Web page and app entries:
=== Section Start ===

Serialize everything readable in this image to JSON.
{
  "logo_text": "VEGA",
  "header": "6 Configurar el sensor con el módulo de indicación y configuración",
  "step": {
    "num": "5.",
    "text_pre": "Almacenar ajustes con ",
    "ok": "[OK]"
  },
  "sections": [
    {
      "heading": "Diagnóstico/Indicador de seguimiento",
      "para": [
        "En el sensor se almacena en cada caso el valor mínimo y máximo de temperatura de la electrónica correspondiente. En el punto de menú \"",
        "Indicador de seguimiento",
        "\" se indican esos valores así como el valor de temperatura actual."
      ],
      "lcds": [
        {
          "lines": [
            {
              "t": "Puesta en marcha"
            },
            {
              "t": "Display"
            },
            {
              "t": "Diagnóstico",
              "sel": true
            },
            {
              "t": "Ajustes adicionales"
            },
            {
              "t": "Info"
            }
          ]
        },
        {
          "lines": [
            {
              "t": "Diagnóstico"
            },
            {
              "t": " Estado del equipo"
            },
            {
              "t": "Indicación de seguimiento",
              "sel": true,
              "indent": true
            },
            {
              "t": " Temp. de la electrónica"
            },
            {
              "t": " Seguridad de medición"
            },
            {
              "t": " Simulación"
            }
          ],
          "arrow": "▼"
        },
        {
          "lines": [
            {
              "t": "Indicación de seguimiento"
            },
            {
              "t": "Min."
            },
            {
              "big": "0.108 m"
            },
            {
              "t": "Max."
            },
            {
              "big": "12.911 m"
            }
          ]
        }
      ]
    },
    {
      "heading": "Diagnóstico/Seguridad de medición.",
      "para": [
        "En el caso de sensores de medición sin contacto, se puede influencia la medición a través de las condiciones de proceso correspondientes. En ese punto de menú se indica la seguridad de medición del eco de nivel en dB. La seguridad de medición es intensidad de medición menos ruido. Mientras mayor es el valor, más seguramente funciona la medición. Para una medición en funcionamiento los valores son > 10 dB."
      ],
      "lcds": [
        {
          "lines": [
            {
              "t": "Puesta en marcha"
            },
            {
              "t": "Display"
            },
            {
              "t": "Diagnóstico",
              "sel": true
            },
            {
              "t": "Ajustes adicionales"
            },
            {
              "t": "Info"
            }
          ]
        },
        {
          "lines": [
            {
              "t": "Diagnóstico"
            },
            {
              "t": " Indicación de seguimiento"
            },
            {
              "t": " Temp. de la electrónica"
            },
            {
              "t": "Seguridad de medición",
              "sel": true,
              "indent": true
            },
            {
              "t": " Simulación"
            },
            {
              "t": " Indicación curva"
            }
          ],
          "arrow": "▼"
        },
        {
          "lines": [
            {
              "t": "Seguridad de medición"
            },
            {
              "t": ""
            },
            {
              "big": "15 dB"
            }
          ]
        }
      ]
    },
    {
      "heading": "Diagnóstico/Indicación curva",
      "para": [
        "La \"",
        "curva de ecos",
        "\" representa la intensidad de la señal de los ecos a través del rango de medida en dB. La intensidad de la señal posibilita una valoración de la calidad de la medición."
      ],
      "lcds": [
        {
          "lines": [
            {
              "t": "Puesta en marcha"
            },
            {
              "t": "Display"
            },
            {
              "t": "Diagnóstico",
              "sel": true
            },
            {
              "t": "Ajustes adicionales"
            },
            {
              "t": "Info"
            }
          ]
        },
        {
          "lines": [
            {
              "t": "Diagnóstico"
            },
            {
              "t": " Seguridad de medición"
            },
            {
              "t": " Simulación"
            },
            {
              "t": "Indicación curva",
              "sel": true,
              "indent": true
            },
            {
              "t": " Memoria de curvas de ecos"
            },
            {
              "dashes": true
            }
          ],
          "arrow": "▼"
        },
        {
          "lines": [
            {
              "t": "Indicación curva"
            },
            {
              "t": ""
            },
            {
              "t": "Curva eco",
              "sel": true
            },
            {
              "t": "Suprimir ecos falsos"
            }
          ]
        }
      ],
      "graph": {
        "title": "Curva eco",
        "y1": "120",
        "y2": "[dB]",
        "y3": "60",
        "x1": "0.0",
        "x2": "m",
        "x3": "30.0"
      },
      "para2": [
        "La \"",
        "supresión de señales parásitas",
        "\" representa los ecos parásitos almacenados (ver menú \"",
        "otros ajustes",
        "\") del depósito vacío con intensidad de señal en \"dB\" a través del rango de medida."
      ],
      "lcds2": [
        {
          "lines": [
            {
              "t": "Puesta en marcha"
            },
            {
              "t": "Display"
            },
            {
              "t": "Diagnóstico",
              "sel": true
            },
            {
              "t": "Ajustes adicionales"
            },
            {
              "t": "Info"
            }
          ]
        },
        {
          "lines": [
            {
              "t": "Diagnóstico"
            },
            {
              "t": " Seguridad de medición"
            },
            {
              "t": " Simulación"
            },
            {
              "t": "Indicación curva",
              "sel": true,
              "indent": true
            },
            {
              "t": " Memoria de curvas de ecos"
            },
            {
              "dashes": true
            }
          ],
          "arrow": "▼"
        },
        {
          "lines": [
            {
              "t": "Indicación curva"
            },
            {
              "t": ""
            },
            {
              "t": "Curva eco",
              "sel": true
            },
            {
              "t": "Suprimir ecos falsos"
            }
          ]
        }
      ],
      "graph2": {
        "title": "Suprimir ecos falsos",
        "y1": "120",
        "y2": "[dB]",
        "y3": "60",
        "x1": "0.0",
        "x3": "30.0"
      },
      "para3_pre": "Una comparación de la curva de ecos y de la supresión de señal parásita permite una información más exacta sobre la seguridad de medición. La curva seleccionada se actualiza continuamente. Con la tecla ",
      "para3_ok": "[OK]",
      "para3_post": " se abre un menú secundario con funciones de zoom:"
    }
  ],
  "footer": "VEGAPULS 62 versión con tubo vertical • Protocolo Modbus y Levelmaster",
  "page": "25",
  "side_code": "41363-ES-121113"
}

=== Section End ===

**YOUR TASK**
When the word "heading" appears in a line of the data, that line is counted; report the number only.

**WRITTEN RESPONSE**
3